• ASSIGNMENT: Where does the word "BELOW" appear in the data? Copy every line that holds it.

• SUPPLIED MATERIAL:
++++

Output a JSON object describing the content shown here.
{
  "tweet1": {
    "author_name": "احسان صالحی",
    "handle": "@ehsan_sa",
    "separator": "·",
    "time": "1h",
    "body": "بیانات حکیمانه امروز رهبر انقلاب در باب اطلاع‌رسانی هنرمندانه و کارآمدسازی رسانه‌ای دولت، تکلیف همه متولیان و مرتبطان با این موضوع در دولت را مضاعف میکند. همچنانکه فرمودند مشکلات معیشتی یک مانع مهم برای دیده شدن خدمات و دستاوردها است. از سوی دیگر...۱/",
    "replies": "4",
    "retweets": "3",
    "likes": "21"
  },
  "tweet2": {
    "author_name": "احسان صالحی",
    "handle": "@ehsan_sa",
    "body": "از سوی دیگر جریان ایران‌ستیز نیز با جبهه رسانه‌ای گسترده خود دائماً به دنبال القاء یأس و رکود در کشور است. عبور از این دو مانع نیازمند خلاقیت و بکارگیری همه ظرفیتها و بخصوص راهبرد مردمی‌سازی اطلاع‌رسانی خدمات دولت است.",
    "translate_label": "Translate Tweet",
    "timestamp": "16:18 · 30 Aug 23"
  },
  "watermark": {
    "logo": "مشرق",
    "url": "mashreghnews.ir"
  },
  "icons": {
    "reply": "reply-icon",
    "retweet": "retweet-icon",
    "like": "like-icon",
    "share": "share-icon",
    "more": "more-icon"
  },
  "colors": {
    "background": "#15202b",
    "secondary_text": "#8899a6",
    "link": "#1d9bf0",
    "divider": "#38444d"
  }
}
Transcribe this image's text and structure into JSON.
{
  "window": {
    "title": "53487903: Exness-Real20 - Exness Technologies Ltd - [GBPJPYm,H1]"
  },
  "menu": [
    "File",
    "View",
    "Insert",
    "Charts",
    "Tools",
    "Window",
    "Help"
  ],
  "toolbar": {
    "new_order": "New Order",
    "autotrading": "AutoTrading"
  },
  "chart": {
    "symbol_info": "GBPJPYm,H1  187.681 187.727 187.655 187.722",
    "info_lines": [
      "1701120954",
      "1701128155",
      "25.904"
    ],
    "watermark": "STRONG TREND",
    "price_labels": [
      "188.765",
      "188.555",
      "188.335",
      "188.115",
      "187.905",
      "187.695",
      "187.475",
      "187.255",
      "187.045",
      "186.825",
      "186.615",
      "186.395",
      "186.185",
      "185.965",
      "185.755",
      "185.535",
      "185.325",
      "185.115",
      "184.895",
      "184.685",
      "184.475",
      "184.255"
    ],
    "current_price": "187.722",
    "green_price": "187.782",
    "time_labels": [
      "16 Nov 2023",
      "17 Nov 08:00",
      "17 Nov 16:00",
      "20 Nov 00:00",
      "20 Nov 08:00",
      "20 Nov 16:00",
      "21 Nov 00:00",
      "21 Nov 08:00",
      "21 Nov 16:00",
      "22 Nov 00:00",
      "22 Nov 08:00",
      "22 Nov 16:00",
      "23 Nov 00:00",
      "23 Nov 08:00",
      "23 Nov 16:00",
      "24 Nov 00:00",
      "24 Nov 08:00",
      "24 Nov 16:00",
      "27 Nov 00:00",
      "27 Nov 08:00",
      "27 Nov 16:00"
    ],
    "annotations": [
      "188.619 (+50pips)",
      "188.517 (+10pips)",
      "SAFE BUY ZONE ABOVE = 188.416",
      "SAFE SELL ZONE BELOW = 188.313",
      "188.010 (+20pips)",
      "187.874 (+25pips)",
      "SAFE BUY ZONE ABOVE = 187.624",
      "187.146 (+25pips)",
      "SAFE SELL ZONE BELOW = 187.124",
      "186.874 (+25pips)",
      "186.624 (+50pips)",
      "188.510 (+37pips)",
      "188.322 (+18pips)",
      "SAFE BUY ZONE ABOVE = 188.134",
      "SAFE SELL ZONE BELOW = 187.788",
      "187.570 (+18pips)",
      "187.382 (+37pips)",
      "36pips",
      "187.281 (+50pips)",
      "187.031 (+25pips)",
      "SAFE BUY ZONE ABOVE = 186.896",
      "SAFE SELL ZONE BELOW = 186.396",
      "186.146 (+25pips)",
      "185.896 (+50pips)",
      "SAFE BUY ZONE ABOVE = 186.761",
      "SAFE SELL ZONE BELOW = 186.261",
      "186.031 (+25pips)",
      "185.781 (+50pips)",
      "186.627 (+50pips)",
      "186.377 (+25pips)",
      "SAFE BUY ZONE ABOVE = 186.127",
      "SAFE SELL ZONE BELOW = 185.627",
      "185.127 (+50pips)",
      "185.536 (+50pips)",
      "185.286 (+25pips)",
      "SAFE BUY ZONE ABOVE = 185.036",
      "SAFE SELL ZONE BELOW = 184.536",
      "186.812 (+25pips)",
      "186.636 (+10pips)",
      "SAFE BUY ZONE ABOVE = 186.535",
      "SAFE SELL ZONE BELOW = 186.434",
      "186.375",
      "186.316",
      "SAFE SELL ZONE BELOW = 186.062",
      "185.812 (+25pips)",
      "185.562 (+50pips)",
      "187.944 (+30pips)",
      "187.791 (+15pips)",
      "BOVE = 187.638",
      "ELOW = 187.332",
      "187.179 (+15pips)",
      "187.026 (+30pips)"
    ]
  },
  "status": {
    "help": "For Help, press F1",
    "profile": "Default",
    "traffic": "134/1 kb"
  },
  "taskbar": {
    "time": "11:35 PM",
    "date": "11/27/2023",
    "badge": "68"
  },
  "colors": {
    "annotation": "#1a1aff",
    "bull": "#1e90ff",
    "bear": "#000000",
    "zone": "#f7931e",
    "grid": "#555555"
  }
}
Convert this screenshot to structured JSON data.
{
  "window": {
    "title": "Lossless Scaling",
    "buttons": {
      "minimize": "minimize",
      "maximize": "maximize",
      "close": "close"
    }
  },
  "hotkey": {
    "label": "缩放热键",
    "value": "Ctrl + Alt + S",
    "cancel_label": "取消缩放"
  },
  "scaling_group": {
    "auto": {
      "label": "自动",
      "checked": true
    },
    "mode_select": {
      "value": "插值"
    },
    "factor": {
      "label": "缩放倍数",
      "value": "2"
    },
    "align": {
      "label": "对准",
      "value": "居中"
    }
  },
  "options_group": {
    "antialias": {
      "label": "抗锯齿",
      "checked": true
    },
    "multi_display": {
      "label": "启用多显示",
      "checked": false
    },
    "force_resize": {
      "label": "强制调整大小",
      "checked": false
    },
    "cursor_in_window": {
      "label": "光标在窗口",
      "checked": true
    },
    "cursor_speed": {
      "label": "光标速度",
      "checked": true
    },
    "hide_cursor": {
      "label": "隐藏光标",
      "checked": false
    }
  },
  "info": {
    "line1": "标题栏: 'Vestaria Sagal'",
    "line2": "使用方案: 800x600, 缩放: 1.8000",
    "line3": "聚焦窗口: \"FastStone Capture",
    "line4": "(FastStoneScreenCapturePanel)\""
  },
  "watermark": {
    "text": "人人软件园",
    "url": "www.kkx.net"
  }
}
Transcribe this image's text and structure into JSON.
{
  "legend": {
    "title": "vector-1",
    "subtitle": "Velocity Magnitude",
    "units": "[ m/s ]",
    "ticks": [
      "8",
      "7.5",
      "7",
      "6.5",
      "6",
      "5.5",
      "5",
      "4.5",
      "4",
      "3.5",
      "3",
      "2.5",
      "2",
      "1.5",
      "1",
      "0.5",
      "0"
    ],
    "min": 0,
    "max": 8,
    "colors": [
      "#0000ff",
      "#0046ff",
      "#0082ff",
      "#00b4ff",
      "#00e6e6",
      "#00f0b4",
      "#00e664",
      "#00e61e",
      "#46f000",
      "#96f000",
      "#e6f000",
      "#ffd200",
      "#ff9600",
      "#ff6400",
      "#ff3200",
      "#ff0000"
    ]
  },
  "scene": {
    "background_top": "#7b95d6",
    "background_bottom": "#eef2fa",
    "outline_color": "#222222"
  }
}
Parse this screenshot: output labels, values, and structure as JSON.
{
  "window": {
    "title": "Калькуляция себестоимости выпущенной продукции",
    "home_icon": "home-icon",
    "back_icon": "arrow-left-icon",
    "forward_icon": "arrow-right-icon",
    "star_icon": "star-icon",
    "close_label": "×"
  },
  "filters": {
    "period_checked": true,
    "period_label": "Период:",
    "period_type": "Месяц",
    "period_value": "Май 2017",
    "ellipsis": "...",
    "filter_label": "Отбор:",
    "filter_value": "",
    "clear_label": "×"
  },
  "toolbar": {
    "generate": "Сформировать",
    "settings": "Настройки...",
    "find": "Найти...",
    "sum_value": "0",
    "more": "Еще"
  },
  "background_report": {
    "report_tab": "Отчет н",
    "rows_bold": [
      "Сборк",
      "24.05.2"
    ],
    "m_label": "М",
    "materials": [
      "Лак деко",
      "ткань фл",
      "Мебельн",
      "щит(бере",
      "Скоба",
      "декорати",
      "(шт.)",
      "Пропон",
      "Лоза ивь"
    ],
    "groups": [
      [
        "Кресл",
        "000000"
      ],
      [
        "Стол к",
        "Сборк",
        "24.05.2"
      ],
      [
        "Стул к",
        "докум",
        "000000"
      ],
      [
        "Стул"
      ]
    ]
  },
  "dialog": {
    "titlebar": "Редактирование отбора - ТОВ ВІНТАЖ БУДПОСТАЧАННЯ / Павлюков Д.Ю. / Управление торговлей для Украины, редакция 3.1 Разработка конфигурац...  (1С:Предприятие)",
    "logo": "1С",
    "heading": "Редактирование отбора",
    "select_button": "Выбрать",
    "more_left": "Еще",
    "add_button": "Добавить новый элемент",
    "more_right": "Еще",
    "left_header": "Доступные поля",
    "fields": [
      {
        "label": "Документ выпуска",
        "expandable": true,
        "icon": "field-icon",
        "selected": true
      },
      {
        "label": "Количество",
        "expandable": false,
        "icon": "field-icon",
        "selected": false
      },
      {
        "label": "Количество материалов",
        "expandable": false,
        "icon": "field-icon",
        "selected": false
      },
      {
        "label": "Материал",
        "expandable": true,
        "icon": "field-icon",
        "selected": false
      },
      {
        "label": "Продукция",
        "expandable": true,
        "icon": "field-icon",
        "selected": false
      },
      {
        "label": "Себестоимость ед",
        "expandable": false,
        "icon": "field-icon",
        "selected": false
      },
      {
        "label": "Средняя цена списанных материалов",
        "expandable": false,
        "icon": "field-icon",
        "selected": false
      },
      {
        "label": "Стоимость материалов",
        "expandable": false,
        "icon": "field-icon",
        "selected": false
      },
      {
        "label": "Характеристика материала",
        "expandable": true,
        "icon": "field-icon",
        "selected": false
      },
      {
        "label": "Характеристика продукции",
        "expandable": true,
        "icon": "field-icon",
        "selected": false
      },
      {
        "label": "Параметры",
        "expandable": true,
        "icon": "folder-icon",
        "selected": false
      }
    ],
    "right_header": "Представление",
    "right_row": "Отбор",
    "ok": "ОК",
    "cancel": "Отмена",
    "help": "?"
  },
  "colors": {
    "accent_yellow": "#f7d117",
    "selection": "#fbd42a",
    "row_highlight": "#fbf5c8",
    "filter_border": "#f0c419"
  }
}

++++

• WRITTEN RESPONSE:
      "SAFE SELL ZONE BELOW = 188.313",
      "SAFE SELL ZONE BELOW = 187.124",
      "SAFE SELL ZONE BELOW = 187.788",
      "SAFE SELL ZONE BELOW = 186.396",
      "SAFE SELL ZONE BELOW = 186.261",
      "SAFE SELL ZONE BELOW = 185.627",
      "SAFE SELL ZONE BELOW = 184.536",
      "SAFE SELL ZONE BELOW = 186.434",
      "SAFE SELL ZONE BELOW = 186.062",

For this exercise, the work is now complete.